──────── Material for the task ────────

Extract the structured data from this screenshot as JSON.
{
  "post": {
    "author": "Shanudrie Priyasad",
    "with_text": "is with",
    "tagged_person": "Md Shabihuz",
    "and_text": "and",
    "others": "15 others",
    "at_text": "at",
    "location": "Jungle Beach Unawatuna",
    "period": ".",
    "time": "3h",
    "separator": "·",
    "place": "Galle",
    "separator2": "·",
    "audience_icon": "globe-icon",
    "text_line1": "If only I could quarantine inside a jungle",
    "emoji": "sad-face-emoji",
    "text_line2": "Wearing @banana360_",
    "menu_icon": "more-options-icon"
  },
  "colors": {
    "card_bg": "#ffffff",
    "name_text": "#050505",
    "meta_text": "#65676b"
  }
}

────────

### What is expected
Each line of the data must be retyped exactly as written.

### Output of the exercise
Extract the structured data from this screenshot as JSON.
{
  "post": {
    "author": "Shanudrie Priyasad",
    "with_text": "is with",
    "tagged_person": "Md Shabihuz",
    "and_text": "and",
    "others": "15 others",
    "at_text": "at",
    "location": "Jungle Beach Unawatuna",
    "period": ".",
    "time": "3h",
    "separator": "·",
    "place": "Galle",
    "separator2": "·",
    "audience_icon": "globe-icon",
    "text_line1": "If only I could quarantine inside a jungle",
    "emoji": "sad-face-emoji",
    "text_line2": "Wearing @banana360_",
    "menu_icon": "more-options-icon"
  },
  "colors": {
    "card_bg": "#ffffff",
    "name_text": "#050505",
    "meta_text": "#65676b"
  }
}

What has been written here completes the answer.